The age of entitlement is, not coincidentally, the age of high self-esteem. Self-esteem, as defined by standard measures, is a function of how we feel about ourselves, based mostly on comparison to others. It often has a hierarchical bias—we’re better than some and, by implication, not as good as others. It has a dark side, as indicated by the research of Roy Baumeister and colleagues, summarized in the book, Evil: Inside Human Violence and Cruelty. High self-esteem tends to create a sense of entitlement. When the world does not meet their entitlement needs, many with high self-esteem feel wronged and retaliate with manipulation, abuse, or violence.

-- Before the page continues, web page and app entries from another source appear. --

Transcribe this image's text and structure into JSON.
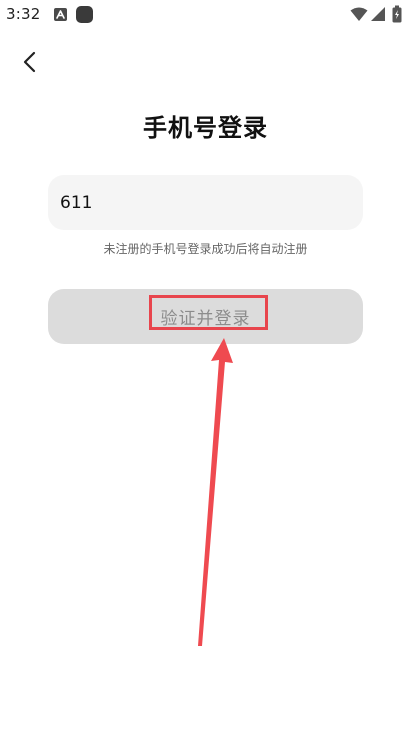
{
  "status_bar": {
    "time": "3:32",
    "notification_icon": "a-letter-icon",
    "app_icon": "rounded-square-icon",
    "wifi_icon": "wifi-icon",
    "signal_icon": "signal-icon",
    "battery_icon": "battery-icon"
  },
  "header": {
    "back_icon": "chevron-left-icon",
    "title": "手机号登录"
  },
  "form": {
    "phone_value": "611",
    "hint": "未注册的手机号登录成功后将自动注册",
    "submit_label": "验证并登录"
  },
  "colors": {
    "annotation": "#e8454d",
    "button_bg": "#dcdcdc",
    "input_bg": "#f5f5f5"
  }
}
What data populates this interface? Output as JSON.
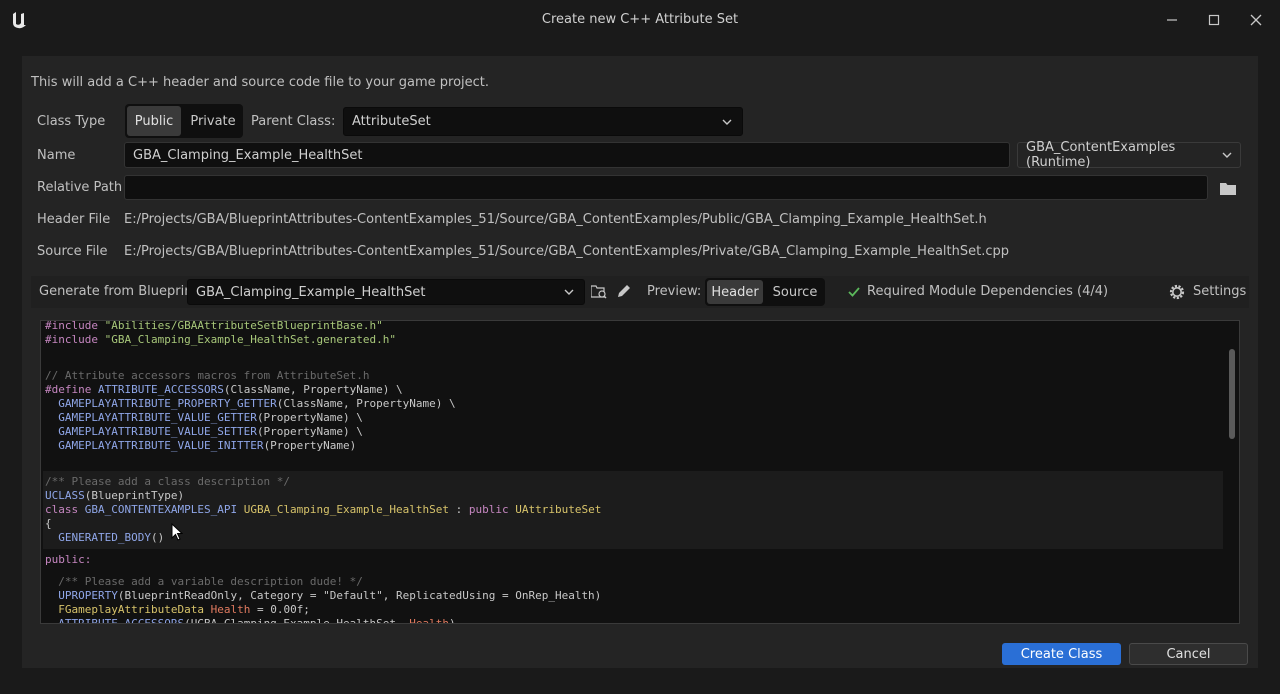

Now here’s the tricky part. In contrast to high self-esteem, with its tendency toward entitlement, people with high self-value necessarily value others. Where self-esteem is hierarchical, self-value is about equality. Here’s why. When we value others, we value ourselves more, i.e., we elevate our sense of well-being and facilitate our health, growth, and development. (Think of how you feel when you’re loving and compassionate to those you love.) When we devalue someone else, we devalue ourselves—our sense of well being deteriorates, we violate our basic humanity to some degree, and become more narrow and rigid in perspective, all of which impair growth and development. (Think of how you feel when you devalue loved ones.) In other words, when you value someone else you experience a state of value—vitality, meaning, and purpose—and when you devalue someone else, you experience a devalued state, wherein the will to live well becomes less important than the will to control or dominate or at least be seen as right.